Almost everybody in the world would like the horrendous spectacle in Gaza to end as soon as possible. That is everybody except the United States government. The Israeli attack is a great occasion for a parting shot by Bush at Barack Obama, who has unfortunately also endorsed the concept that “terrorism” is the root cause of the US’s troubles. Bush is presenting the play book on how this policy plays out to Obama. It is gift wrapped from Bush with a note: continue this policy from the center.

Bush has exploited Israel’s conflict with the Palestinians to dig a hole for Obama. Obama’s total deafness and thunderous silence over the massive war crimes in Gaza cannot be excused by the shameful, evasive nonsense about there being “one president at a time.” May we recall that in this world, there are, aside from office holders, past and future, also responsible human beings who, in all decency, should know how to recognize and condemn war crimes against one and half million civilians in Gaza. Now deep in the hole that Bush is digging for him, Obama will not be able to rule from the center. He will have to “rule” from the center of the bottom of the hole that Bush has dug for him.

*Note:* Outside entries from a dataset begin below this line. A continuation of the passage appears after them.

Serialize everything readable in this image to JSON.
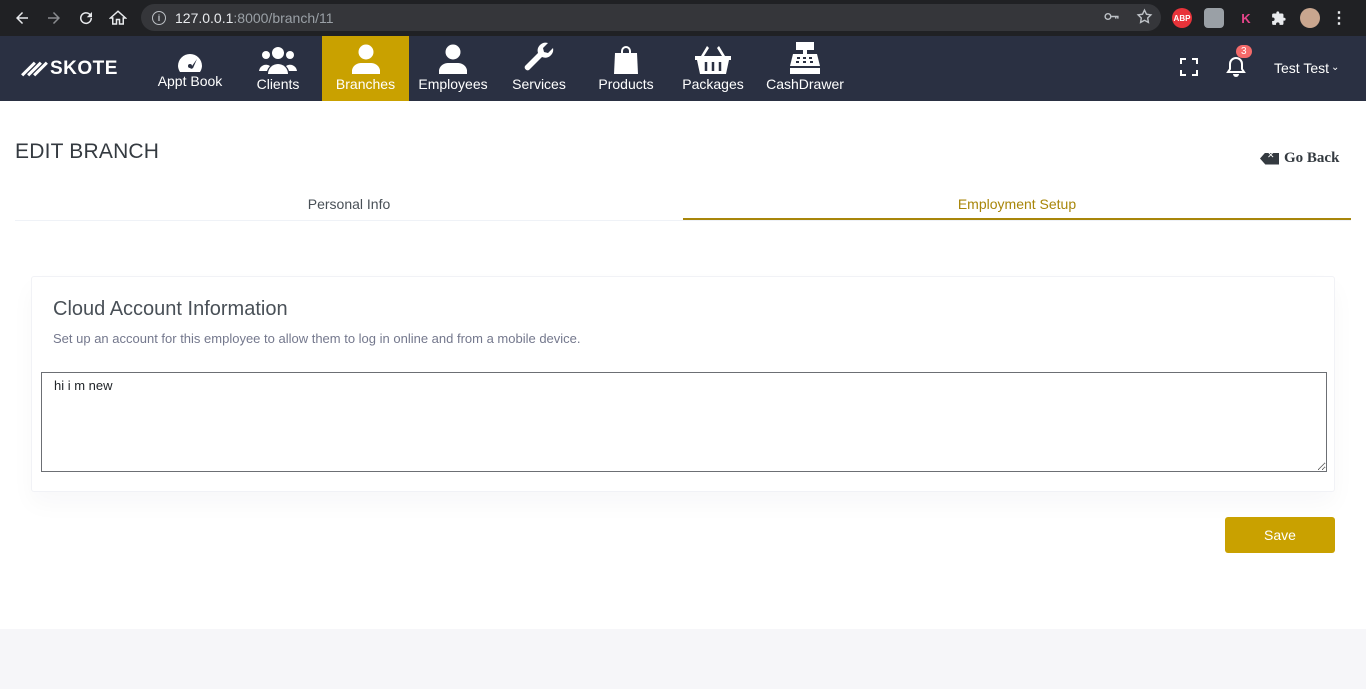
{
  "browser": {
    "url_host": "127.0.0.1",
    "url_path": ":8000/branch/11",
    "extensions": {
      "abp_label": "ABP",
      "k_label": "K"
    }
  },
  "header": {
    "brand": "SKOTE",
    "nav": [
      {
        "label": "Appt Book",
        "icon": "dashboard-gauge-icon"
      },
      {
        "label": "Clients",
        "icon": "users-icon"
      },
      {
        "label": "Branches",
        "icon": "user-icon",
        "active": true
      },
      {
        "label": "Employees",
        "icon": "user-icon"
      },
      {
        "label": "Services",
        "icon": "wrench-icon"
      },
      {
        "label": "Products",
        "icon": "shopping-bag-icon"
      },
      {
        "label": "Packages",
        "icon": "basket-icon"
      },
      {
        "label": "CashDrawer",
        "icon": "cash-register-icon"
      }
    ],
    "notification_count": "3",
    "user_name": "Test Test"
  },
  "page": {
    "title": "EDIT BRANCH",
    "go_back_label": "Go Back",
    "tabs": [
      {
        "label": "Personal Info",
        "active": false
      },
      {
        "label": "Employment Setup",
        "active": true
      }
    ],
    "card": {
      "title": "Cloud Account Information",
      "subtitle": "Set up an account for this employee to allow them to log in online and from a mobile device.",
      "textarea_value": "hi i m new"
    },
    "save_label": "Save"
  },
  "colors": {
    "accent": "#c9a100",
    "tab_active": "#a8860a",
    "header_bg": "#2a3042",
    "badge": "#f46a6a"
  }
}
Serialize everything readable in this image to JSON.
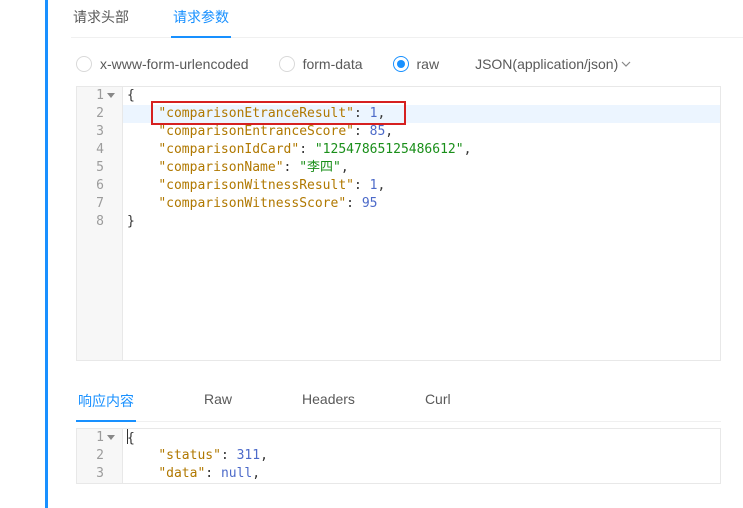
{
  "topTabs": {
    "headers": "请求头部",
    "params": "请求参数"
  },
  "bodyTypes": {
    "urlencoded": "x-www-form-urlencoded",
    "formdata": "form-data",
    "raw": "raw"
  },
  "contentType": "JSON(application/json)",
  "requestBody": {
    "line1": "{",
    "l2_key": "\"comparisonEtranceResult\"",
    "l2_val": "1",
    "l3_key": "\"comparisonEntranceScore\"",
    "l3_val": "85",
    "l4_key": "\"comparisonIdCard\"",
    "l4_val": "\"12547865125486612\"",
    "l5_key": "\"comparisonName\"",
    "l5_val": "\"李四\"",
    "l6_key": "\"comparisonWitnessResult\"",
    "l6_val": "1",
    "l7_key": "\"comparisonWitnessScore\"",
    "l7_val": "95",
    "line8": "}"
  },
  "respTabs": {
    "content": "响应内容",
    "raw": "Raw",
    "headers": "Headers",
    "curl": "Curl"
  },
  "responseBody": {
    "line1": "{",
    "l2_key": "\"status\"",
    "l2_val": "311",
    "l3_key": "\"data\"",
    "l3_val": "null"
  },
  "gutter1": {
    "1": "1",
    "2": "2",
    "3": "3",
    "4": "4",
    "5": "5",
    "6": "6",
    "7": "7",
    "8": "8"
  },
  "gutter2": {
    "1": "1",
    "2": "2",
    "3": "3"
  }
}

It may be formally true that there is only one president at a time, but silence in the face of war crimes by your ally, Mr. Obama, can only be construed as rank complicity. We are sorry about this and had hoped it would be different – since what you should have after CHANGE is DIFFERENCE. This silent complicity on your part is not even elegant and you will get drenched, even as you try to walk between the rain drops.

Riding the Tiger

Sadly enough, war plays for many deluded citizens in Israeli society the role of a utopian path to calm and bliss. Since Israel enjoys an almost absolute military superiority over Hamas and the Palestinians, for many Israelis, suffering over the years from rockets coming in from over the border, their plight can have only one explanation, i.e., a lack of resoluteness on the part of the leadership. The solution is obvious.
The problem intensifies over time because the leadership hides the true state of affairs which is that there cannot be an immediate solution for burning security problems which are the direct product of mistaken policies and political illusions.
Israel’s policies push her to war and war appears as the panacea. When anybody in the media or even in power suggests that Israeli options are not unlimited and that there are serious obstacles to the use of force that can cause the death of thousands upon thousands of innocent civilians, they are warned by the hard-liners that a cease fire would be tantamount to ignominious defeat. In Uri Avneri’s accurate description, Israel is riding the tiger and does not know how to get off.
For the present, the only way to stop the rockets involves de facto recognition of Hamas. And Hamas’s basic demand for open border crossings has universal approval. This solution, no rockets – no siege, which is quite rational, will not play in Tel Aviv as an Israeli victory, because it impairs previously existing absolute Israeli control of the border crossings. So by the logic of its attack, Israel is forced to raise the ante. Israel must continue its attack on Hamas and on the Palestinian civilian population in the name of “creating a new reality” which means convincing Hamas to discontinue rocket fire under threat of more death and destruction. This Israeli attempt at behavior modification of Hamas reminds one of a torture procedure. But most important, no one can know how many Palestinians, fighters and civilians must die in the attempt to eliminate Hamas from the political equation, just as no one knows how many Israelis, soldiers and civilians, must die for the new “improved, Hamasless” equation.

The Israelis are impelled to go further and further into to the muddy, muddy without any certainty that there is dry land, meaning ‘Gaza without Hamas’, anywhere in the vicinity. At the same time, their only friends, Bush & Co., are reading reports from the field that the Israeli operation, an ugly and horrendous affair by any account, is costing the U.S. and its allies more and more.
As world public opinion pushes the world community to do something to calm the gathering storm, Israel’s leaders maneuver desperately to escape the nearly universal call for an immediate cease fire.